(b Zurich, 1505–6; d Zurich, July 2, 1579).

Swiss goldsmith, medallist and die-cutter. He belonged to a famous Zurich family of goldsmiths and learnt the craft from his father. He probably also worked for a South German medallist, possibly in Augsburg or Nuremberg. Returning to Zurich in 1530, he entered his father’s workshop; his first medal, a portrait of his father, dates from 1531. In 1533 he became a Master. In the following years he held important public offices in Zurich. He made medals that were widely circulated of Ulrich Zwingli, Oecolampadius (1531–40) and other figures of the Reformation in Switzerland. Stampfer’s ‘Moralpfennige’, medals with religious images, also enjoyed great popularity. However, his most costly medal, which was commissioned in 1547 by the Swiss Confederation, depicted the 13 Coats of Arms of the Confederation and was intended as a gift to Henry II, King of France, on the occasion of his daughter’s christening. From 1588 onwards Stampfer cut the dies for numerous Zurich coins, among which the artistic ‘Wappentaler’ (heraldic talers) deserve especial mention, and also made dies for the Archbishop of Salzburg and for the Palatinate Mint in Meisenheim.
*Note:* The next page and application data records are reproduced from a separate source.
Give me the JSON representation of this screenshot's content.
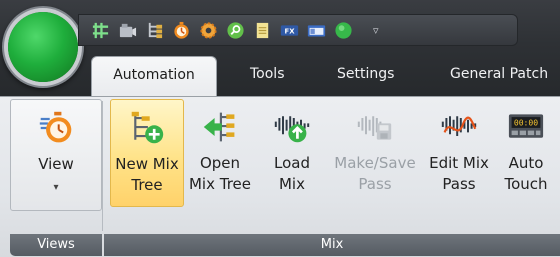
{
  "quick_access_toolbar": {
    "icons": [
      "grid-icon",
      "camera-icon",
      "mix-tree-icon",
      "timer-icon",
      "gear-icon",
      "search-icon",
      "notes-icon",
      "fx-icon",
      "window-icon",
      "green-orb-icon"
    ],
    "dropdown_glyph": "▿"
  },
  "tabs": [
    "Automation",
    "Tools",
    "Settings",
    "General Patch"
  ],
  "active_tab": "Automation",
  "groups": {
    "views": {
      "label": "Views",
      "buttons": [
        {
          "label": "View",
          "icon": "stopwatch-icon",
          "dropdown": "▾"
        }
      ]
    },
    "mix": {
      "label": "Mix",
      "buttons": [
        {
          "label": "New Mix\nTree",
          "icon": "new-mix-tree-icon",
          "highlighted": true
        },
        {
          "label": "Open\nMix Tree",
          "icon": "open-mix-tree-icon"
        },
        {
          "label": "Load\nMix",
          "icon": "load-mix-icon"
        },
        {
          "label": "Make/Save\nPass",
          "icon": "make-save-pass-icon",
          "disabled": true
        },
        {
          "label": "Edit Mix\nPass",
          "icon": "edit-mix-pass-icon"
        },
        {
          "label": "Auto\nTouch",
          "icon": "auto-touch-icon"
        }
      ]
    }
  },
  "colors": {
    "orb": "#1fae3c",
    "titlebar": "#2e3135",
    "ribbon": "#e2e5e9",
    "highlight": "#ffe389",
    "group_label_bg": "#5f656c"
  }
}
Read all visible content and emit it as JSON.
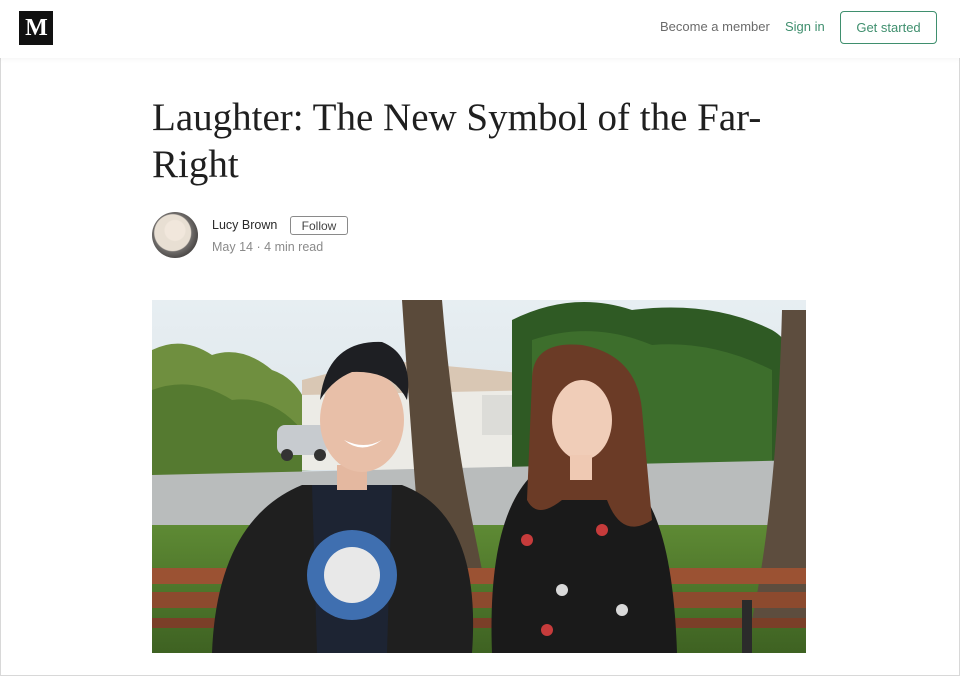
{
  "nav": {
    "logo": "M",
    "become_member": "Become a member",
    "sign_in": "Sign in",
    "get_started": "Get started"
  },
  "article": {
    "title": "Laughter: The New Symbol of the Far-Right",
    "author": "Lucy Brown",
    "follow_label": "Follow",
    "date": "May 14",
    "separator": "·",
    "read_time": "4 min read"
  },
  "colors": {
    "accent": "#3f8f6e",
    "text": "#292929",
    "muted": "#8a8a8a"
  }
}
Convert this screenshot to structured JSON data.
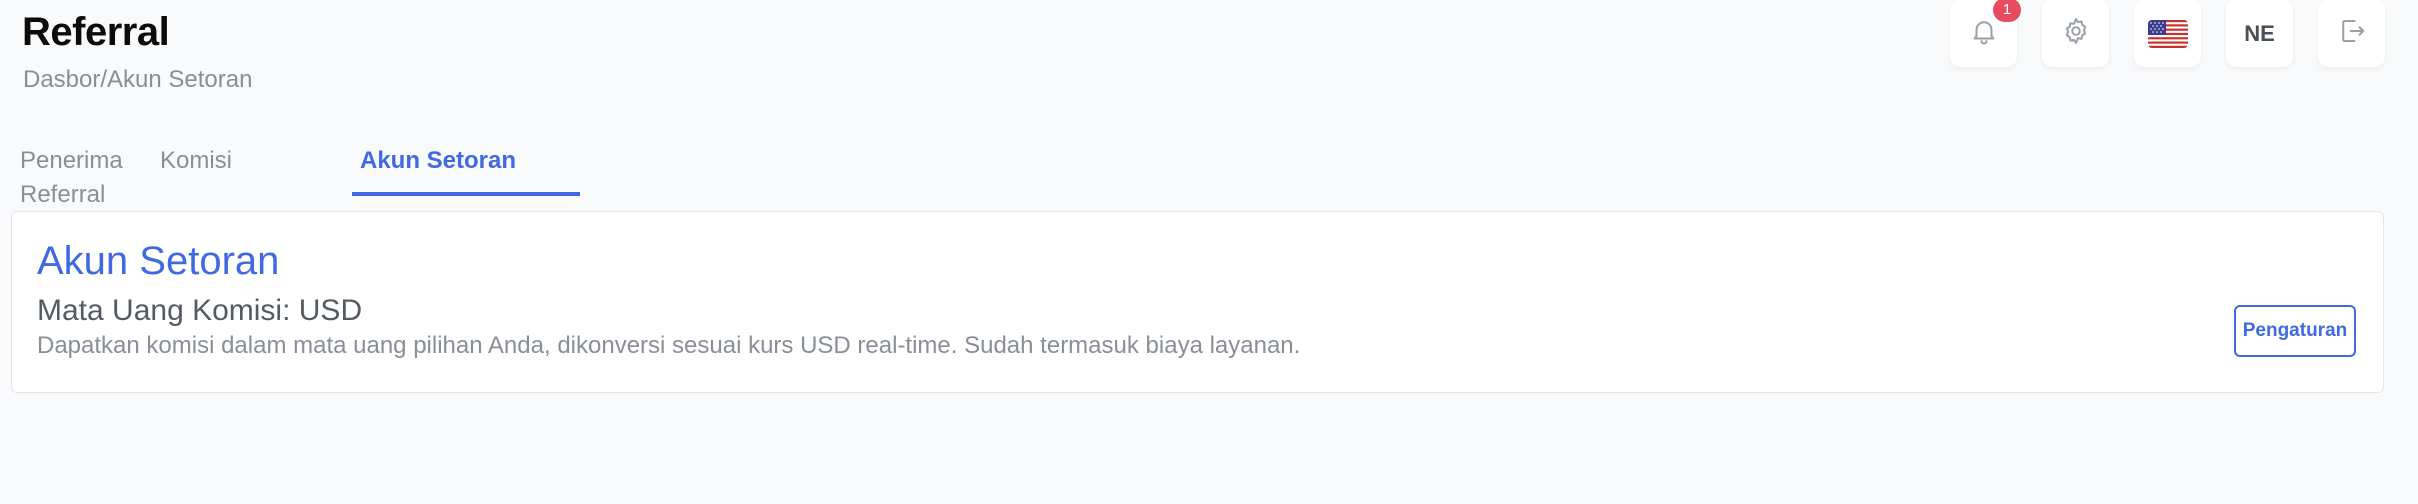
{
  "header": {
    "title": "Referral",
    "breadcrumb": "Dasbor/Akun Setoran"
  },
  "topbar": {
    "notification_icon": "bell-icon",
    "notification_count": "1",
    "settings_icon": "gear-icon",
    "language_flag": "us-flag-icon",
    "user_initials": "NE",
    "logout_icon": "logout-icon"
  },
  "tabs": [
    {
      "label": "Penerima Referral",
      "active": false
    },
    {
      "label": "Komisi",
      "active": false
    },
    {
      "label": "Akun Setoran",
      "active": true
    }
  ],
  "card": {
    "title": "Akun Setoran",
    "subtitle": "Mata Uang Komisi: USD",
    "description": "Dapatkan komisi dalam mata uang pilihan Anda, dikonversi sesuai kurs USD real-time. Sudah termasuk biaya layanan.",
    "button_label": "Pengaturan"
  },
  "colors": {
    "accent": "#4169e1",
    "badge": "#e84a5f",
    "background": "#f9fafc"
  }
}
The only extant pieces of his goldsmith work are four goblets and a terrestrial globe....